(Raw data):
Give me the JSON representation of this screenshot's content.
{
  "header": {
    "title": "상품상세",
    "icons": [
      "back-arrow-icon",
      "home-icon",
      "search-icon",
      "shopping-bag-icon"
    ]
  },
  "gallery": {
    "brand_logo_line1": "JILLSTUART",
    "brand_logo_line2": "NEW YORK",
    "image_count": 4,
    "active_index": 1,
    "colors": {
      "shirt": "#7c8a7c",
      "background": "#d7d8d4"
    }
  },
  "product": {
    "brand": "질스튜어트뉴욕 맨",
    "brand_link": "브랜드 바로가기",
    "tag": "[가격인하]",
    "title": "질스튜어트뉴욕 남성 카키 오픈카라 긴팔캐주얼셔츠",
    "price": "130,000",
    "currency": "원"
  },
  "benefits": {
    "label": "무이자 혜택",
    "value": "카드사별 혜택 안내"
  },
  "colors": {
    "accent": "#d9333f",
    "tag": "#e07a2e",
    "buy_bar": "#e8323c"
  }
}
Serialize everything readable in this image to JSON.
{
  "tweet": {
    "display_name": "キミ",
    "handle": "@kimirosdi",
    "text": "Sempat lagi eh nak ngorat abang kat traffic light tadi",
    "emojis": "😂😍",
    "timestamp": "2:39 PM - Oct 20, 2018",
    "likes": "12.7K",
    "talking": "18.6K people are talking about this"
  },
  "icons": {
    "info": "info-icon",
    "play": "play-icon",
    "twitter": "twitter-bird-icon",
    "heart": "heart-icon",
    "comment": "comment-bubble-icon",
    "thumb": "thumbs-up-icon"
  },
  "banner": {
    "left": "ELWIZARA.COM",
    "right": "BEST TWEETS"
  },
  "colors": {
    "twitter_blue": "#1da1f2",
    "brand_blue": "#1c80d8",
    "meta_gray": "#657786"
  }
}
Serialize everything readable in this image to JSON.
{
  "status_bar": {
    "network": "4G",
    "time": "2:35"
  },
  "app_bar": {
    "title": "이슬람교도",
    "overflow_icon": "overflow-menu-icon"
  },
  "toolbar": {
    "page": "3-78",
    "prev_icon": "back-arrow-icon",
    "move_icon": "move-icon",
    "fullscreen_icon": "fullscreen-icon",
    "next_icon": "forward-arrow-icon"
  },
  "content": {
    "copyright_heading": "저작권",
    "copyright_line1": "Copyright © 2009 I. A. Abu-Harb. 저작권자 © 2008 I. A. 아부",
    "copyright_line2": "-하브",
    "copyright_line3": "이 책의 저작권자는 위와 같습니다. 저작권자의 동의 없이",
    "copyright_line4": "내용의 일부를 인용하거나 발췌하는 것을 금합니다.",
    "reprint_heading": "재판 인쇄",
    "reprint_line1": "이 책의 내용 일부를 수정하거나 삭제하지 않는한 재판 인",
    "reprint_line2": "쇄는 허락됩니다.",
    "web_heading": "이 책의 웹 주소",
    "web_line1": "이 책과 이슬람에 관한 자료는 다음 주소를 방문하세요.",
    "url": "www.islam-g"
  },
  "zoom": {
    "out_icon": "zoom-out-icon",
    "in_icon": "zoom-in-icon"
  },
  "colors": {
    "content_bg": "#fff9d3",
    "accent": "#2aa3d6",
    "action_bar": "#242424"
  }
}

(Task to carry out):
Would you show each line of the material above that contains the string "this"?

(Result of the exercise):
Give me the JSON representation of this screenshot's content.
Serialize everything readable in this image to JSON.
    "talking": "18.6K people are talking about this"
Serialize everything readable in this image to JSON.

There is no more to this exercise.